(Data about app and page elements)

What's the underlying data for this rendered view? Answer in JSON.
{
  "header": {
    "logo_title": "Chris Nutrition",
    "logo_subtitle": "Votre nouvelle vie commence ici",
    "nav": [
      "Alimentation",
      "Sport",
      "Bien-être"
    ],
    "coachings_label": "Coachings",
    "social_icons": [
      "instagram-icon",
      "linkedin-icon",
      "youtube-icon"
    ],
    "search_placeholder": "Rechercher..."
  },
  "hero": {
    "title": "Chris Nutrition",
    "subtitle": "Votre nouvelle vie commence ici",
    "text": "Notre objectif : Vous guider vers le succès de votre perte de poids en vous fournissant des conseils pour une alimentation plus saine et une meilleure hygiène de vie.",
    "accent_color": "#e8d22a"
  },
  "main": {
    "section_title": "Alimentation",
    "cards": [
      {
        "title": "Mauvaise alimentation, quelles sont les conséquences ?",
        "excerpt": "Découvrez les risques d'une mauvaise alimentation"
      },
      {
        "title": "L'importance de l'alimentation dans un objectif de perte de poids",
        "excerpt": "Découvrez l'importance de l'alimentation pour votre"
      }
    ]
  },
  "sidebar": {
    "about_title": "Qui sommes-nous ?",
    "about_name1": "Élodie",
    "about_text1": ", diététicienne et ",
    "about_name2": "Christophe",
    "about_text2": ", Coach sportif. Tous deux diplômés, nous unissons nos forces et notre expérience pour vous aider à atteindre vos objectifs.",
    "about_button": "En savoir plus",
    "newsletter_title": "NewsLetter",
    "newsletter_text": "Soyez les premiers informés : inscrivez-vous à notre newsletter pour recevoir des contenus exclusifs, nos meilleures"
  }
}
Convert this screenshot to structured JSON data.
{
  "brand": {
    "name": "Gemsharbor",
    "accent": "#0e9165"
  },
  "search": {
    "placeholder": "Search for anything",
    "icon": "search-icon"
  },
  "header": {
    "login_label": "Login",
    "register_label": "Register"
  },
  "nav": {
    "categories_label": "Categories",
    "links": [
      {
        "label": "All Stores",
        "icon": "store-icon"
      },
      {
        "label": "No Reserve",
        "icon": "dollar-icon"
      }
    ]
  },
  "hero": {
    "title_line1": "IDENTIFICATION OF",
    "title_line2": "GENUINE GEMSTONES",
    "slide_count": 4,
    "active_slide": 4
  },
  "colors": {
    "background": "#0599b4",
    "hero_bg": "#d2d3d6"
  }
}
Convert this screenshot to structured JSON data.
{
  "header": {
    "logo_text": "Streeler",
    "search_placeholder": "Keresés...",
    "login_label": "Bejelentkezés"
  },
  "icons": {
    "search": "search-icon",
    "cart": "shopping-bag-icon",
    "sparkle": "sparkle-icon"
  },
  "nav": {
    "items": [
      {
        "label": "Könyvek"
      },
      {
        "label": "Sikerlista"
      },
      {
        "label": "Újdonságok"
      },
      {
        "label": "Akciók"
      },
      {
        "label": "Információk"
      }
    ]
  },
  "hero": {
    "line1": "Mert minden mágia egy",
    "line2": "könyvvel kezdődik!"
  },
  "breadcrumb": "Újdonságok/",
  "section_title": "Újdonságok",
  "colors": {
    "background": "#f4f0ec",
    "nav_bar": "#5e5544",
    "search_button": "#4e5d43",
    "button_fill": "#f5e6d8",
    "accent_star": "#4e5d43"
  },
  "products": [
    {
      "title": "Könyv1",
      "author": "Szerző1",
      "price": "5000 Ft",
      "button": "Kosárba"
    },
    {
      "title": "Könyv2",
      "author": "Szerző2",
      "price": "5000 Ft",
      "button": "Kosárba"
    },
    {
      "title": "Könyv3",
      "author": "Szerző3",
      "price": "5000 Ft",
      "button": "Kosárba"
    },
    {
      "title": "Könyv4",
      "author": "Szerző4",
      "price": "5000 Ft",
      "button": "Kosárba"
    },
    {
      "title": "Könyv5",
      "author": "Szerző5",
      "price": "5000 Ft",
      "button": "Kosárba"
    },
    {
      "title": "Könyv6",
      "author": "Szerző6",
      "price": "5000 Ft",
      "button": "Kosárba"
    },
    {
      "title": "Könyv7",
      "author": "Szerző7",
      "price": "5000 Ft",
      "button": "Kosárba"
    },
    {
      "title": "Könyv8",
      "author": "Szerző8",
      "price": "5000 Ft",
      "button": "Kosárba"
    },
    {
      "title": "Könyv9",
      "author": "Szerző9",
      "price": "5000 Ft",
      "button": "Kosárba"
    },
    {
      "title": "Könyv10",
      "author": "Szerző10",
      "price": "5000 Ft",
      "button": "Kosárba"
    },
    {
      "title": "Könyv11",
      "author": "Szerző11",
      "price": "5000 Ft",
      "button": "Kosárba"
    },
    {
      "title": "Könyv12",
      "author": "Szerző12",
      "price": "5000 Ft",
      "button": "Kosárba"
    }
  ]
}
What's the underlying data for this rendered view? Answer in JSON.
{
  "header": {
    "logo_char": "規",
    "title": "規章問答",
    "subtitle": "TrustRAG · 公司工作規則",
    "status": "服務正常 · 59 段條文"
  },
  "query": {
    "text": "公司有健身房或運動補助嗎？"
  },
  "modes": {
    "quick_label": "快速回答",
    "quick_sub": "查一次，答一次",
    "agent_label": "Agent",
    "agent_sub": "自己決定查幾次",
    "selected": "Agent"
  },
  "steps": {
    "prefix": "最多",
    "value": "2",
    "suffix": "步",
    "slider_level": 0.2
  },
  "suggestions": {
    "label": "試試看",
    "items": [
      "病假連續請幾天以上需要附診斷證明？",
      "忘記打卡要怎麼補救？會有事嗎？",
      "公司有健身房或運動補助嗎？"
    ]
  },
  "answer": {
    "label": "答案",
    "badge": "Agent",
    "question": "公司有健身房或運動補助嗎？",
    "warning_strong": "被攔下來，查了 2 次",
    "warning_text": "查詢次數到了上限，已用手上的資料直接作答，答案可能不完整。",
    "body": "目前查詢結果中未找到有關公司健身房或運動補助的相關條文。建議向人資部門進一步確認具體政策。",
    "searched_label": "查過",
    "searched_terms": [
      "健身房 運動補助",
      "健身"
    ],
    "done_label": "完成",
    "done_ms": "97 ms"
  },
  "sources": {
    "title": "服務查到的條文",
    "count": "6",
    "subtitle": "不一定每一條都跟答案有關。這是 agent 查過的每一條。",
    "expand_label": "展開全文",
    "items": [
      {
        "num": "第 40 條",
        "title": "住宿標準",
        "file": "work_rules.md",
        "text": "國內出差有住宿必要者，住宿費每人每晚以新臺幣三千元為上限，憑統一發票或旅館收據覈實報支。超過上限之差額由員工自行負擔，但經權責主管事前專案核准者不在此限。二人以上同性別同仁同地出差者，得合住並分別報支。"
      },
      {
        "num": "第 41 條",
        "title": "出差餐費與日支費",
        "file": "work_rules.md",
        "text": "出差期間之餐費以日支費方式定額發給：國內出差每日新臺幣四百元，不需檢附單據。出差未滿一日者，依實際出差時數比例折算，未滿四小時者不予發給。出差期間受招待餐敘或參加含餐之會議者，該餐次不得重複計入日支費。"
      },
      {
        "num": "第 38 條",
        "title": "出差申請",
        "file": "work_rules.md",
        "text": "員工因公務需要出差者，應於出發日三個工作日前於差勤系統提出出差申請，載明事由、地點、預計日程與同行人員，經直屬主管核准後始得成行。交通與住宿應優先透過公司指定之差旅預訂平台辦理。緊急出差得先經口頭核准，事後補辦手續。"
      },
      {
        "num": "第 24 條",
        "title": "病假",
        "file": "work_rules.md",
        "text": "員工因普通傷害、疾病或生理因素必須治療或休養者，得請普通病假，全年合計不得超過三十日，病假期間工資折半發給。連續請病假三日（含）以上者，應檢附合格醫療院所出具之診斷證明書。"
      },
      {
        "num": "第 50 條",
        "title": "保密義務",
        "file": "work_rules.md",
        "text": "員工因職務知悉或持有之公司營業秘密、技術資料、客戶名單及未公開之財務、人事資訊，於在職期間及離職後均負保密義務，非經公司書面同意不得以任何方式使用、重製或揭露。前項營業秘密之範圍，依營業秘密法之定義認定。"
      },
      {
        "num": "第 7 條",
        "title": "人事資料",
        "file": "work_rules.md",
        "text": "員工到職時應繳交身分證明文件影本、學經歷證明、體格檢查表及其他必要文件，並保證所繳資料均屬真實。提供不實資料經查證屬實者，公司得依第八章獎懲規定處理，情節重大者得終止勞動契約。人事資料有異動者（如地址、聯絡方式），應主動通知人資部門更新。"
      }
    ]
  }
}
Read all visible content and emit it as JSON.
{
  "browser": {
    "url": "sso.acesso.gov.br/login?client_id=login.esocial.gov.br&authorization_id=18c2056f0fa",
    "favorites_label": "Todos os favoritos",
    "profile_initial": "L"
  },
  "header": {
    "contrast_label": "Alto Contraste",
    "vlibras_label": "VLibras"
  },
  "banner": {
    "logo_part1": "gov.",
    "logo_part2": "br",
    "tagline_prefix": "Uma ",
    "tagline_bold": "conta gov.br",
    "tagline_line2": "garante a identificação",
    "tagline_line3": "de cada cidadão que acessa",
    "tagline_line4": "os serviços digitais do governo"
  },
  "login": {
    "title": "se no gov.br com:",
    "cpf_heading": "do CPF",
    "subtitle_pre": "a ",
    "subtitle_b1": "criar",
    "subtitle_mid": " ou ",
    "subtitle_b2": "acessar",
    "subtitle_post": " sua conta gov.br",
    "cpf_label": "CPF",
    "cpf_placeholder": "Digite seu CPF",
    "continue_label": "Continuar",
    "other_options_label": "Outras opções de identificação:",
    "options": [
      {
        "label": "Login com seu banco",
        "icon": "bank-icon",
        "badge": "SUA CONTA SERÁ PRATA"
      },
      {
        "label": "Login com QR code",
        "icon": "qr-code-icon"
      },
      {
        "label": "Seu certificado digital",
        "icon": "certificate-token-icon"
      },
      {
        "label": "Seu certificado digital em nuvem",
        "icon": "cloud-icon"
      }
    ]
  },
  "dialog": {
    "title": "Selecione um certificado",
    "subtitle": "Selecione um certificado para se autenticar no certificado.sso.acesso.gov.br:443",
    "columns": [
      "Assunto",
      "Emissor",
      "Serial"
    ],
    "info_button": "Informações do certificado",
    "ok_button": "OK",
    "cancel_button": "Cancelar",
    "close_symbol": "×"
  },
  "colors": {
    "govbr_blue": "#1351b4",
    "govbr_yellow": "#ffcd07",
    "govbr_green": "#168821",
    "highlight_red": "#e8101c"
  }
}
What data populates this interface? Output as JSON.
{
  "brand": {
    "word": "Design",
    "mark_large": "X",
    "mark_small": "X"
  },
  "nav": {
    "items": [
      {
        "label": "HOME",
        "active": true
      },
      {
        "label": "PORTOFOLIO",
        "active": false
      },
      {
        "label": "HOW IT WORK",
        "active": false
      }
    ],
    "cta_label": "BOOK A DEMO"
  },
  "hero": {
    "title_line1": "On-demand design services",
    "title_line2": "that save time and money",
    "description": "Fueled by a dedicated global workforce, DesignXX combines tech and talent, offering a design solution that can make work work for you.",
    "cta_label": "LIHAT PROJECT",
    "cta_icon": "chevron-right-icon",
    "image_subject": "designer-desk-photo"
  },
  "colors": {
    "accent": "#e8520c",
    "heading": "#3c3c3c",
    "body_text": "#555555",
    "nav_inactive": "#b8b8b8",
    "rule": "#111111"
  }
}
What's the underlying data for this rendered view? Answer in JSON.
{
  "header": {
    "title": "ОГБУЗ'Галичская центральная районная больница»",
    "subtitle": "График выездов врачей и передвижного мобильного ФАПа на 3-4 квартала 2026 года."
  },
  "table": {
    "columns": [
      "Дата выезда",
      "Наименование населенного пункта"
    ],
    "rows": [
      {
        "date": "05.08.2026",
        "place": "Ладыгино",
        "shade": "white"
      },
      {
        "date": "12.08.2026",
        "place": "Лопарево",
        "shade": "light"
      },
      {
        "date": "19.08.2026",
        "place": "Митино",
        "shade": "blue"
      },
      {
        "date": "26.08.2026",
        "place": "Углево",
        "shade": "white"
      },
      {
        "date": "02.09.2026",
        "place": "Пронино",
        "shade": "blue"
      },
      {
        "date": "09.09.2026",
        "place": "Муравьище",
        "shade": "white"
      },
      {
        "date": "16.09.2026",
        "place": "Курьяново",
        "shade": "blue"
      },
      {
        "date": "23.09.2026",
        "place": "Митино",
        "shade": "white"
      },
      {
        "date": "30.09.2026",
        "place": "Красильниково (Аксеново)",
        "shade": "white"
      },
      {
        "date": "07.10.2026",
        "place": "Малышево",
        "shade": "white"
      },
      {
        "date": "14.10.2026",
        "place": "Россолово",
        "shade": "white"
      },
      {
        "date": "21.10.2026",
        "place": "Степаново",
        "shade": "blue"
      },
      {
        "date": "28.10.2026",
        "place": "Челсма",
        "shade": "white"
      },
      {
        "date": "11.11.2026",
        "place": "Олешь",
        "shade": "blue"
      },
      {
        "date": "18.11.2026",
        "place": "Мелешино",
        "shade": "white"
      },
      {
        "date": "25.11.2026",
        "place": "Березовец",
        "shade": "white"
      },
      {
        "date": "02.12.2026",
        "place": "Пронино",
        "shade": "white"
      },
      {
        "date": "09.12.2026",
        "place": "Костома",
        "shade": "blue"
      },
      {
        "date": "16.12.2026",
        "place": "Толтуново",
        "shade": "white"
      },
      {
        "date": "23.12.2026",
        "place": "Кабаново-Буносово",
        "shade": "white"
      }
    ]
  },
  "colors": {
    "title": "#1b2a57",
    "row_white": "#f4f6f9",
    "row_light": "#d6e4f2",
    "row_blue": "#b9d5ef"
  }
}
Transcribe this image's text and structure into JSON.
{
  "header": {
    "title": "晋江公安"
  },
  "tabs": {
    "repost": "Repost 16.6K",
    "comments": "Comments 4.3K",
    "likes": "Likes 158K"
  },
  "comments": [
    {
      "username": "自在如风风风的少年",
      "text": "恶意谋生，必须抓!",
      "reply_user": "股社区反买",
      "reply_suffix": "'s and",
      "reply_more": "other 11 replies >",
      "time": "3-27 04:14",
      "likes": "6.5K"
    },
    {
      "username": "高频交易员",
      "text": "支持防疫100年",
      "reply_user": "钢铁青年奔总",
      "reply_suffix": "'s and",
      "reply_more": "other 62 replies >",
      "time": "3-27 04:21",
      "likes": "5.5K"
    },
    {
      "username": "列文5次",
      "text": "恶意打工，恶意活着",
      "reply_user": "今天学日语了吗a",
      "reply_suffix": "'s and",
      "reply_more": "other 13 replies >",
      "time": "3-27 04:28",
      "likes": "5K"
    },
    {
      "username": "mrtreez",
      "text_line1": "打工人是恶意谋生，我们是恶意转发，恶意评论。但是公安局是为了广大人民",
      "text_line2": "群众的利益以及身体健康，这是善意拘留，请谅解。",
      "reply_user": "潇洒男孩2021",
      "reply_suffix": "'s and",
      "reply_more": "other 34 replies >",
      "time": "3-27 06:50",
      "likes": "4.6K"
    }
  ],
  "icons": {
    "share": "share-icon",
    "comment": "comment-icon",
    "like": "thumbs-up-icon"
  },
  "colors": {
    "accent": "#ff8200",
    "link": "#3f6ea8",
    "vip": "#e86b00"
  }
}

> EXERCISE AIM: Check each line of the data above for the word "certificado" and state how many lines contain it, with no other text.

> EXERCISE RESPONSE: 5